I don't know exactly how neuronal plasticity works,but I guess that mourning would essentially involve the retrieval of memories (reminiscing about the deceased) and that would in my opinion consolidate the neuronal paths rather than destroy them.

I know this may sound a bit philosophical,but I personally think that our loved ones would live in us through our memories ,or at least a part of them would .

LeBrok
05-07-14, 08:23
I don't know exactly how neuronal plasticity works,but I guess that mourning would essentially involve the retrieval of memories (reminiscing about the deceased) and that would in my opinion consolidate the neuronal paths rather than destroy them.
Interesting conundrum of why we mourn.
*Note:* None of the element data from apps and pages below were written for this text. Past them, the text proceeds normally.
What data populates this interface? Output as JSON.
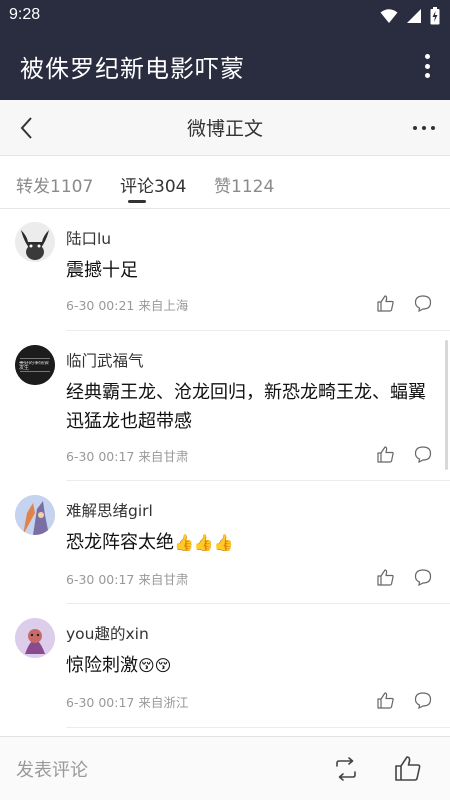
{
  "status_bar": {
    "time": "9:28"
  },
  "app_bar": {
    "title": "被侏罗纪新电影吓蒙"
  },
  "nav": {
    "title": "微博正文"
  },
  "tabs": [
    {
      "label": "转发1107",
      "active": false
    },
    {
      "label": "评论304",
      "active": true
    },
    {
      "label": "赞1124",
      "active": false
    }
  ],
  "comments": [
    {
      "name": "陆口lu",
      "text": "震撼十足",
      "meta": "6-30 00:21 来自上海"
    },
    {
      "name": "临门武福气",
      "text": "经典霸王龙、沧龙回归，新恐龙畸王龙、蝠翼迅猛龙也超带感",
      "meta": "6-30 00:17 来自甘肃",
      "avatar_text": "美好的事情会发生"
    },
    {
      "name": "难解思绪girl",
      "text": "恐龙阵容太绝",
      "emoji": "👍👍👍",
      "meta": "6-30 00:17 来自甘肃"
    },
    {
      "name": "you趣的xin",
      "text": "惊险刺激",
      "emoji": "😚😚",
      "meta": "6-30 00:17 来自浙江"
    }
  ],
  "bottom_bar": {
    "comment_prompt": "发表评论"
  },
  "icons": [
    "wifi-icon",
    "signal-icon",
    "battery-icon",
    "overflow-icon",
    "back-icon",
    "more-icon",
    "like-icon",
    "reply-icon",
    "repost-icon"
  ],
  "colors": {
    "header_bg": "#2a2c3f",
    "nav_bg": "#f7f7f7",
    "text_primary": "#111111",
    "text_muted": "#999999"
  }
}
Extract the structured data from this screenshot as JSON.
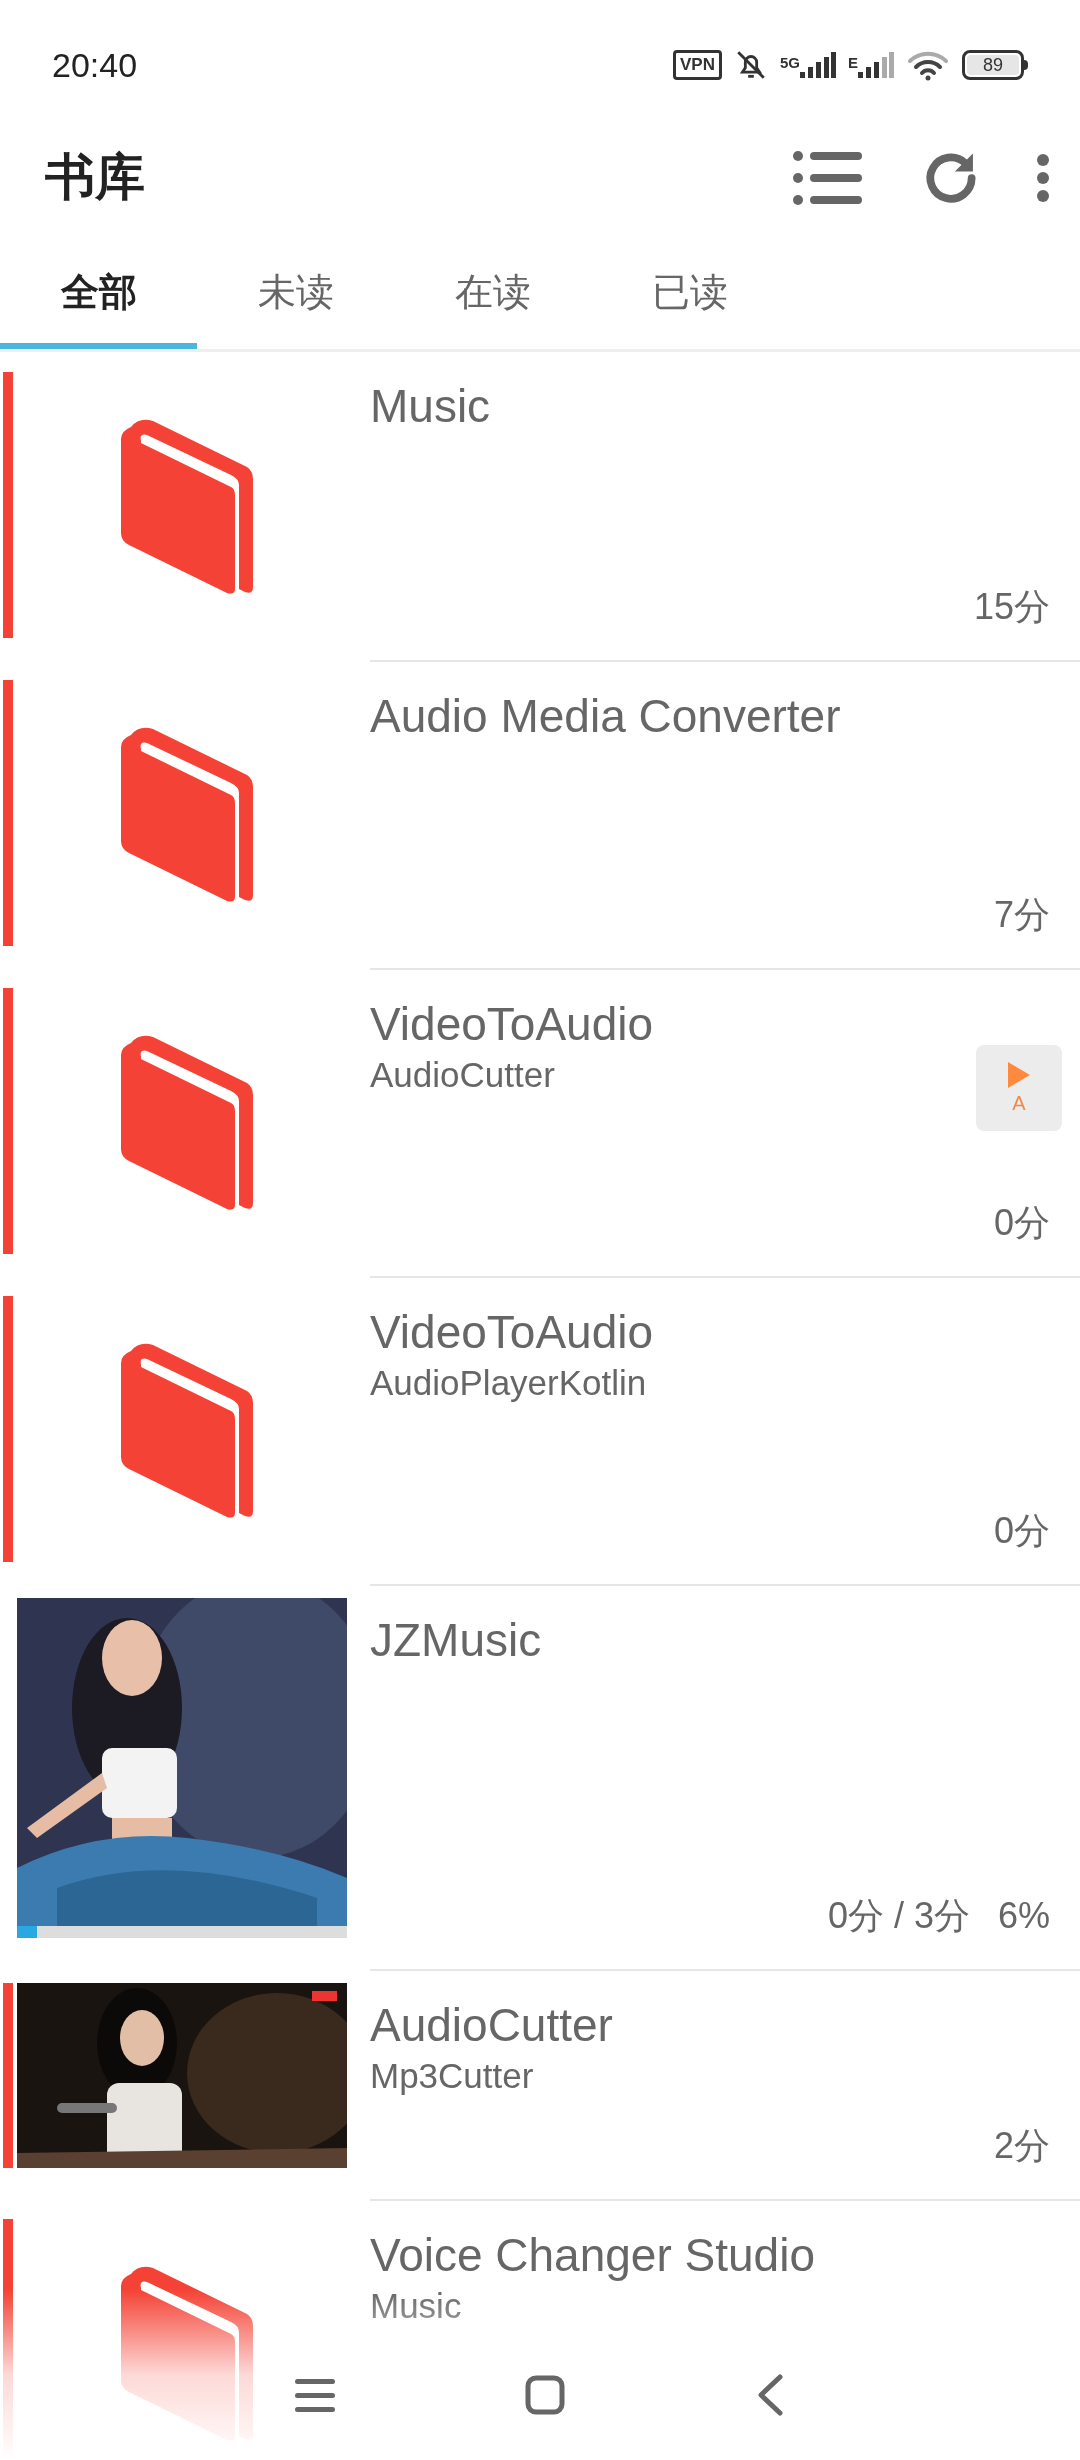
{
  "status_bar": {
    "time": "20:40",
    "vpn": "VPN",
    "network_1": "5G",
    "network_2": "E",
    "battery": "89"
  },
  "toolbar": {
    "title": "书库"
  },
  "tabs": [
    {
      "label": "全部",
      "selected": true
    },
    {
      "label": "未读",
      "selected": false
    },
    {
      "label": "在读",
      "selected": false
    },
    {
      "label": "已读",
      "selected": false
    }
  ],
  "books": [
    {
      "kind": "book",
      "marked": true,
      "title": "Music",
      "time": "15分"
    },
    {
      "kind": "book",
      "marked": true,
      "title": "Audio Media Converter",
      "time": "7分"
    },
    {
      "kind": "book",
      "marked": true,
      "title": "VideoToAudio",
      "subtitle": "AudioCutter",
      "time": "0分",
      "play_badge": "A"
    },
    {
      "kind": "book",
      "marked": true,
      "title": "VideoToAudio",
      "subtitle": "AudioPlayerKotlin",
      "time": "0分"
    },
    {
      "kind": "picture",
      "marked": false,
      "title": "JZMusic",
      "time": "0分 / 3分",
      "percent": "6%",
      "level": 0.06
    },
    {
      "kind": "picture",
      "marked": true,
      "title": "AudioCutter",
      "subtitle": "Mp3Cutter",
      "time": "2分"
    },
    {
      "kind": "book",
      "marked": true,
      "title": "Voice Changer Studio",
      "subtitle": "Music"
    }
  ]
}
Perhaps through pain of loss of family members we protect the surviving members (especially kids) more, increasing their survivals?
We also have ability to imagine loss of family members even when they are still alive, and feel pain of what it would be if we lost them. Sort of prospective and preventive mourning, like preventive medicine, to make us more protective of family and kids. This imaginary, preventive mourning might be the right one, the more useful one, from evolutionary point of view. The mourning after the loss is usually more crippling and destructive for family than useful.

AgnusDei
05-07-14, 12:09
Interesting conundrum of why we mourn. Perhaps through pain of loss of family members we protect the surviving members (especially kids) more, increasing their survivals?
We also have ability to imagine loss of family members even when they are still alive, and feel pain of what it would be if we lost them. Sort of prospective and preventive mourning, like preventive medicine, to make us more protective of family and kids. This imaginary, preventive mourning might be the right one, the more useful one, from evolutionary point of view. The mourning after the loss is usually more crippling and destructive for family than useful.
Brillant LeBrok!
I have never thought of the evolutionary purpose of mourning since I haven't mourned anyone so far,but that part where you describe the process of imagining the loss of family members is very interesting,it happens to me all the time and I have a personal hypothesis on the matter.
I think that the human mind simulates those emotions to protect itself,it's basically a psychological defense mechanism that helps the mind deal with what eventually will happen sooner or later, by simulating a loss of a loved one the mind becomes more and more accustomed to these particular emotions associated with grief and that in return would help the person cope with the inevitable !